Start of THE DATA

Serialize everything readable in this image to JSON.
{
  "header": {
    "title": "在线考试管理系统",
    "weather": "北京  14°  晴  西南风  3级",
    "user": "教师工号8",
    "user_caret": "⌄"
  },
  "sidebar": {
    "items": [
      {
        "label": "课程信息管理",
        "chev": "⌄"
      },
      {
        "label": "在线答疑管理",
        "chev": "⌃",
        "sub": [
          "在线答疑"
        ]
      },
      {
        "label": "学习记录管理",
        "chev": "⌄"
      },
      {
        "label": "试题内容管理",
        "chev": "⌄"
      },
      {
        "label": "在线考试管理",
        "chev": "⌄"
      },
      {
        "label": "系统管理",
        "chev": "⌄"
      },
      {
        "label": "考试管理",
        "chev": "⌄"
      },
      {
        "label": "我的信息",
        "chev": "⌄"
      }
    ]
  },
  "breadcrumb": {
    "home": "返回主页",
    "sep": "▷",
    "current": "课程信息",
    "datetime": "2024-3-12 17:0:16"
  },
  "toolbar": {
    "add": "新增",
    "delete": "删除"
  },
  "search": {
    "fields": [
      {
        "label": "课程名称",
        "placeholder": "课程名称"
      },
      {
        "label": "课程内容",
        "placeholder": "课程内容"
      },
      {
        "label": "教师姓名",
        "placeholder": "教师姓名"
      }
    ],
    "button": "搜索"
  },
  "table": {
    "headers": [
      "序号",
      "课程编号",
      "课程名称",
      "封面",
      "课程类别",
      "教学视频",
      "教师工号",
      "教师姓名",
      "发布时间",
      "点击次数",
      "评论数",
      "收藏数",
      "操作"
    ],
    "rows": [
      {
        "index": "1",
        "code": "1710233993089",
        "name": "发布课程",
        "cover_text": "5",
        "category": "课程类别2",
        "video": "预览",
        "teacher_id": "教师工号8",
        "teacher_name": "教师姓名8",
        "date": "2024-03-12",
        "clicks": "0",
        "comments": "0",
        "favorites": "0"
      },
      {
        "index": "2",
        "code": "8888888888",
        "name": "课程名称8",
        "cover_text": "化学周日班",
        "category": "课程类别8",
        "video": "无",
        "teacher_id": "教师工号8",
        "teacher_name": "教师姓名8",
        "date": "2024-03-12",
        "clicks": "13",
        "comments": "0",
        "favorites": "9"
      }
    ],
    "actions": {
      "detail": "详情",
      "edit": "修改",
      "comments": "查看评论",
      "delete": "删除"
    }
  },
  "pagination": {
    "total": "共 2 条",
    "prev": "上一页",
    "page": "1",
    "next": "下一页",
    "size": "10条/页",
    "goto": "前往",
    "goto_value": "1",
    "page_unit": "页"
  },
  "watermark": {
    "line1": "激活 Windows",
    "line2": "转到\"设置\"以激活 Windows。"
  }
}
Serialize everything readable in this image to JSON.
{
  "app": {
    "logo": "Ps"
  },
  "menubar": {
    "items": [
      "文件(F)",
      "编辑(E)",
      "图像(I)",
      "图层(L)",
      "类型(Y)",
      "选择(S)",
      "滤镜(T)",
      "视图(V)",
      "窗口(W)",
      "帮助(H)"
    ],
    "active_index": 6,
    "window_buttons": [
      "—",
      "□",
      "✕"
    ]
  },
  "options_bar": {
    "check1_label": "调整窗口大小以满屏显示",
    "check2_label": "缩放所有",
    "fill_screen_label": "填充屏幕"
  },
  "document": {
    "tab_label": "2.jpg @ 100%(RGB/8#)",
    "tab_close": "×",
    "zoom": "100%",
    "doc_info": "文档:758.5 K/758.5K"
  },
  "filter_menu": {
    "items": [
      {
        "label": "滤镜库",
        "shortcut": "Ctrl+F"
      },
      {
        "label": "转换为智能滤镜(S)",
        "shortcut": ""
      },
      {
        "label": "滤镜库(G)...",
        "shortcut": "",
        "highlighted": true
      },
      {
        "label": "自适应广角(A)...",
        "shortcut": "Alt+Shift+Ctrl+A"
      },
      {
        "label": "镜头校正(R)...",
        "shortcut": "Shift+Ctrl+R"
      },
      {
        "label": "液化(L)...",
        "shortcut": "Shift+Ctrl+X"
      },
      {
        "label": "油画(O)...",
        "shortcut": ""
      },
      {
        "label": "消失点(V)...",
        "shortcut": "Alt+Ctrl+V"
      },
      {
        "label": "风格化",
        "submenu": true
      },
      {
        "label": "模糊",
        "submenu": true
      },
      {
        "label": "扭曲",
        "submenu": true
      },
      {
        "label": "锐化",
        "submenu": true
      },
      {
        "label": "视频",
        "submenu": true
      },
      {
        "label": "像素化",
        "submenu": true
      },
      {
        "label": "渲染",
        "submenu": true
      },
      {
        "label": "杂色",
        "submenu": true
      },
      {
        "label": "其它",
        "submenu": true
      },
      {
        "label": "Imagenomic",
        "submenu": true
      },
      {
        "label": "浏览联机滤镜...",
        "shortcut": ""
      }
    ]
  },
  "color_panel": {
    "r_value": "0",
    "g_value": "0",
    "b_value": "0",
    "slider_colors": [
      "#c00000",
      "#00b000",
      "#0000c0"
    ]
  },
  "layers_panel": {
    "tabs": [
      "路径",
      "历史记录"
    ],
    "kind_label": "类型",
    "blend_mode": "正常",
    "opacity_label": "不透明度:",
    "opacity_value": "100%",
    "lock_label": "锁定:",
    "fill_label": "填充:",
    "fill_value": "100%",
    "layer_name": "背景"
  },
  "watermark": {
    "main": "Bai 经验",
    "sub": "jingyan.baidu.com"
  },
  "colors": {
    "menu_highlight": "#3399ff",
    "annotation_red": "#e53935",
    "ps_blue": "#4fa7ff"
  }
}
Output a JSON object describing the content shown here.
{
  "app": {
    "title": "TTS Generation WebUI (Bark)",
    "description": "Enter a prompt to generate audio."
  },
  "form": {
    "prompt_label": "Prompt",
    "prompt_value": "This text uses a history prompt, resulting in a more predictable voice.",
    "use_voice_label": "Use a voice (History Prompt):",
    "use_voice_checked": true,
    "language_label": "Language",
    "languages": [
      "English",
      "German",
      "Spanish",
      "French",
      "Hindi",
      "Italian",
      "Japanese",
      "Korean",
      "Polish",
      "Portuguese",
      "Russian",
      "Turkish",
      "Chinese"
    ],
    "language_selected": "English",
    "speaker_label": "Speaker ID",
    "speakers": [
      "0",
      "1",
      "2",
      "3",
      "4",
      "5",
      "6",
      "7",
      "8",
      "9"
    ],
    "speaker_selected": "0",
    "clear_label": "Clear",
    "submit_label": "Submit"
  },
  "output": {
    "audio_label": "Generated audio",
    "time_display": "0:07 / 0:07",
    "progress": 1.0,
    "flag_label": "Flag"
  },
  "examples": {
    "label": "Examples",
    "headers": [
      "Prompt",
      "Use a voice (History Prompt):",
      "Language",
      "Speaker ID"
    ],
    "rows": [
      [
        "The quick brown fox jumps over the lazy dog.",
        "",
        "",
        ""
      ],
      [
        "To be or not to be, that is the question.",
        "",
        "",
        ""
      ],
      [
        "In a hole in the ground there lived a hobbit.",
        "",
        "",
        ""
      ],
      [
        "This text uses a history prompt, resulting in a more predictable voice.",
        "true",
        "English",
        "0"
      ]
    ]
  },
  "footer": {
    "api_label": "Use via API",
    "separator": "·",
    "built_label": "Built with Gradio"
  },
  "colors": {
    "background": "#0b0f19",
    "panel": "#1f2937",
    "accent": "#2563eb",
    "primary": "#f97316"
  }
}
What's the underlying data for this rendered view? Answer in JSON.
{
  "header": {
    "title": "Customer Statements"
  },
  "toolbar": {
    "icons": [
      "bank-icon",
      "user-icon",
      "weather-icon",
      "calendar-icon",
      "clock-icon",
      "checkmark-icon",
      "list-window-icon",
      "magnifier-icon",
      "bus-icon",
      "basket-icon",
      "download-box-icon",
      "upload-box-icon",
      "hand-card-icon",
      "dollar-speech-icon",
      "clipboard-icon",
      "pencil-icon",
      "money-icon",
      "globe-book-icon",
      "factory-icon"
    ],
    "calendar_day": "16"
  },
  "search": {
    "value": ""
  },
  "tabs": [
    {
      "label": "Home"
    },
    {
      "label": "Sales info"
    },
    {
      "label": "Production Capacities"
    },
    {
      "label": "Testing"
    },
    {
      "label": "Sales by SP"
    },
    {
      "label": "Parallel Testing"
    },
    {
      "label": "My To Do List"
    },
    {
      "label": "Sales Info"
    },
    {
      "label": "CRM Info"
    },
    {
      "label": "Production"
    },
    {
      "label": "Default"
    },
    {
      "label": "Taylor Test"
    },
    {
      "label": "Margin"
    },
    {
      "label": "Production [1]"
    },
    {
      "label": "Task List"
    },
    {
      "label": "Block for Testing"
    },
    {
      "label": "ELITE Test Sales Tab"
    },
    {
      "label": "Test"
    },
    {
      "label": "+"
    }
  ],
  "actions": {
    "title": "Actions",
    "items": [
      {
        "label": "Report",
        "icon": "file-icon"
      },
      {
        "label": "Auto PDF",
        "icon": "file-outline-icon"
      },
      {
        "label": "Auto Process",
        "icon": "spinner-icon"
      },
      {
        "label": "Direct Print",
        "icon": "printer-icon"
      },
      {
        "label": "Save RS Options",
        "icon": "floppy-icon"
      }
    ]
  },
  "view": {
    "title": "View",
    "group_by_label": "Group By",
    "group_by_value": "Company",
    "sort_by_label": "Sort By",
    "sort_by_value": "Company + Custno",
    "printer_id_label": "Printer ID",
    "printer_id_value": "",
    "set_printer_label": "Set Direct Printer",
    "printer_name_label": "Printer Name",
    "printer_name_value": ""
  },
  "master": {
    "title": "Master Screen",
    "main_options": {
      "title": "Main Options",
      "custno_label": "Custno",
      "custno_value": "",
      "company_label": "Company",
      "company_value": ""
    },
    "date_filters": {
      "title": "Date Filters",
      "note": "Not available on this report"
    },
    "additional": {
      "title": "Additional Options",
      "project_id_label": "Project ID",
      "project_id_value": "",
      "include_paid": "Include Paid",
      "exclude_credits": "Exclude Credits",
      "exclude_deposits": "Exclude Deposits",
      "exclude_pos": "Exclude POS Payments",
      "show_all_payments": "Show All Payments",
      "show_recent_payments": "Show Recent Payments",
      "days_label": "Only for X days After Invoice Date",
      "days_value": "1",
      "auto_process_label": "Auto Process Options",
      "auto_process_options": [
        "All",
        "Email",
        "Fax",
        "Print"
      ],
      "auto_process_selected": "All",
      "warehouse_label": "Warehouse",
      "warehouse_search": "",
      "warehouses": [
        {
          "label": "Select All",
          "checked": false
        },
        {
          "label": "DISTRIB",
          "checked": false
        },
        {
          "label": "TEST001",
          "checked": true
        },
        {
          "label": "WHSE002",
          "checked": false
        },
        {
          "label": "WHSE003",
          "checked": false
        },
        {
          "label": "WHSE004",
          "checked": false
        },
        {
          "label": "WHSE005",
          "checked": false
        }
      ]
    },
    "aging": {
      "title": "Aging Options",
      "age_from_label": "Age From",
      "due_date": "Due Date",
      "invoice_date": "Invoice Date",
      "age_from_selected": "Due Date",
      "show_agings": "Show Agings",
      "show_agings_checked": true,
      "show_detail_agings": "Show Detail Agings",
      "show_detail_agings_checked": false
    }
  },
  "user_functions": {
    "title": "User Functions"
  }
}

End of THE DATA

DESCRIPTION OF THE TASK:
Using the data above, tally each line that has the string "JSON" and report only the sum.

EXERCISE RESULT:
4